The causes for Spain's depression are twofold, Mr. Cotarelo says: First, the public realization that a year after Gonzalez was reelected despite deep concern over Socialist corruption, nothing has been done to clean things up; and second, the public's resignation to the idea that it has little alternative to the Socialist leader.
A year after elections marked by charges of illegal campaign financing by the Socialists, ``the government hasn't been able to do anything about corruption, it's clear,'' Cotarelo says. But what has shifted the public from its initial ``fury'' over the scandals to disheartened disgust, he adds, is that, ``while everyone knows the Socialists and their government are at the end of their road, they look around and don't find a viable alternative.''
A number of Spanish analysts say that if the country's conservative opposition party, Partido Popular (PP), had come out with concrete proposals for correcting the corruption, they might have succeeded in bringing down Gonzalez. ``Instead they left the government the time to recover and take the initiative,'' Cotarelo says, ``and now they've lost the upper hand.''
That view is hotly contested by PP leaders, who claim it is more a Socialist line than the public appraisal.
``We have a team, something Mr. Gonzalez no longer has, that is ready to get Spain moving on the right track again,'' says Jose-Maria Robles, a PP member of parliament and foreign relations secretary. While acknowledging that none of the scandals has touched the prime minister personally, Mr. Robles adds, ``It is the essence of democracy for Mr. Gonzalez to accept his responsibility for the deterioration in his government and resign.''
Government remains safe
PP leaders recognize, however, that Gonzalez and his minority government are safe as long as the Basque and Catalan nationalist parties continue to pledge their support. ``[Catalan party leader Jordi] Pujol has a strong political interest in holding the government's fall or survival in his hands,'' Robles says. But that situation could change, observers acknowledge, depending on results in
Andalucs regional elections and the vote for the European Parliament on June 12.
``If the Socialists lose their governing position in their stronghold of Andalucia, or the results in the European elections are disastrous, the regional parties might decide it's time to pull the plug, and we could face new elections next fall,'' says a Madrid business analyst.
If the Socialists do lose the regional elections in Andalucia - a prospect that still appears unlikely - it will be as much the result of the economic stagnation the country is suffering as of the scandals crisis. Like other regions of Spain, Andalucia has been hit by massive plant closings and layoffs - a reality Gonzalez confronted in Sevilla on May 6, where he opened the June election campaign to rioting workers (and unemployed ).

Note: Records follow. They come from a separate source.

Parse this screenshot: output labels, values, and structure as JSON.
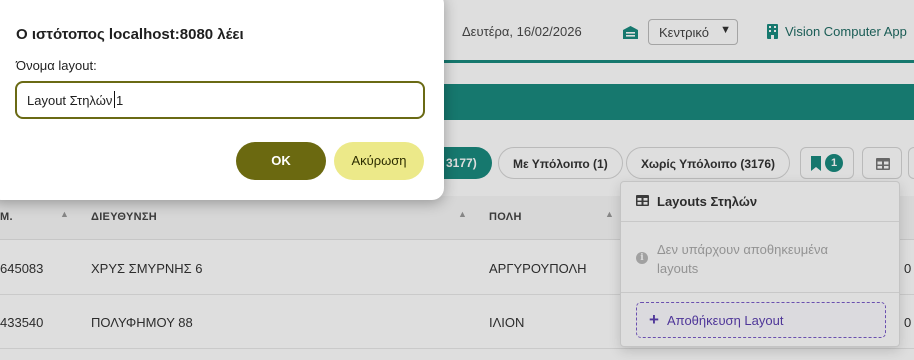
{
  "topbar": {
    "date": "Δευτέρα, 16/02/2026",
    "branch_select_value": "Κεντρικό",
    "company_name": "Vision Computer App"
  },
  "filters": {
    "active_partial": "3177)",
    "with_balance": "Με Υπόλοιπο (1)",
    "without_balance": "Χωρίς Υπόλοιπο (3176)",
    "bookmark_badge": "1"
  },
  "table": {
    "headers": [
      "Μ.",
      "ΔΙΕΥΘΥΝΣΗ",
      "ΠΟΛΗ"
    ],
    "rows": [
      {
        "id": "645083",
        "address": "ΧΡΥΣ ΣΜΥΡΝΗΣ 6",
        "city": "ΑΡΓΥΡΟΥΠΟΛΗ",
        "edge": "0"
      },
      {
        "id": "433540",
        "address": "ΠΟΛΥΦΗΜΟΥ 88",
        "city": "ΙΛΙΟΝ",
        "edge": "0"
      }
    ]
  },
  "layouts_menu": {
    "title": "Layouts Στηλών",
    "empty_message": "Δεν υπάρχουν αποθηκευμένα layouts",
    "save_button": "Αποθήκευση Layout"
  },
  "dialog": {
    "title": "Ο ιστότοπος localhost:8080 λέει",
    "prompt_label": "Όνομα layout:",
    "input_value": "Layout Στηλών 1",
    "ok_label": "OK",
    "cancel_label": "Ακύρωση"
  },
  "colors": {
    "teal": "#1a8a7f",
    "ok_button": "#6b6910",
    "cancel_button": "#ece989",
    "save_layout_accent": "#5b3fb0"
  }
}
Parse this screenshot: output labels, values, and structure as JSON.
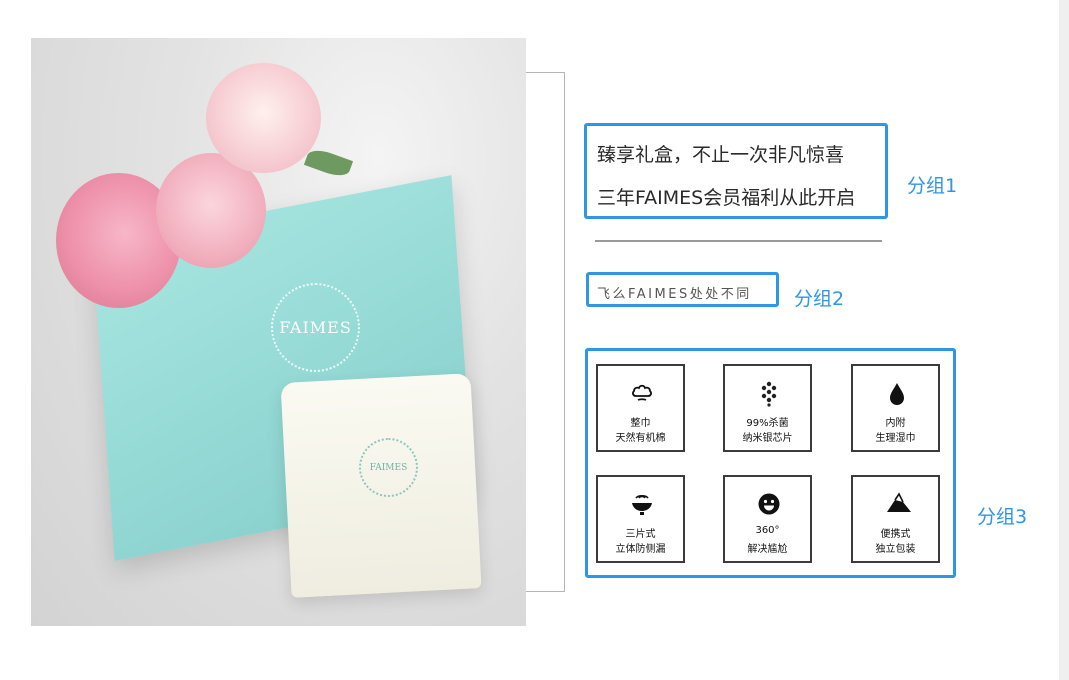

Economists say they see the first signs of a climb up out of recession - job losses, for example, which stood at a staggering 2,000 a day in January, are now down to about 100 a day, and the trade balance is expected to record a surplus for the first time since 1986. But whether Gonzalez can convince the voting public of a coming upturn is another question. ``He's been saying for the past year that the worst was over, just as he pledged to cut out the corruption,'' Cotarelo says. ``People are asking why they should put their trust in Gonzalez one more time.''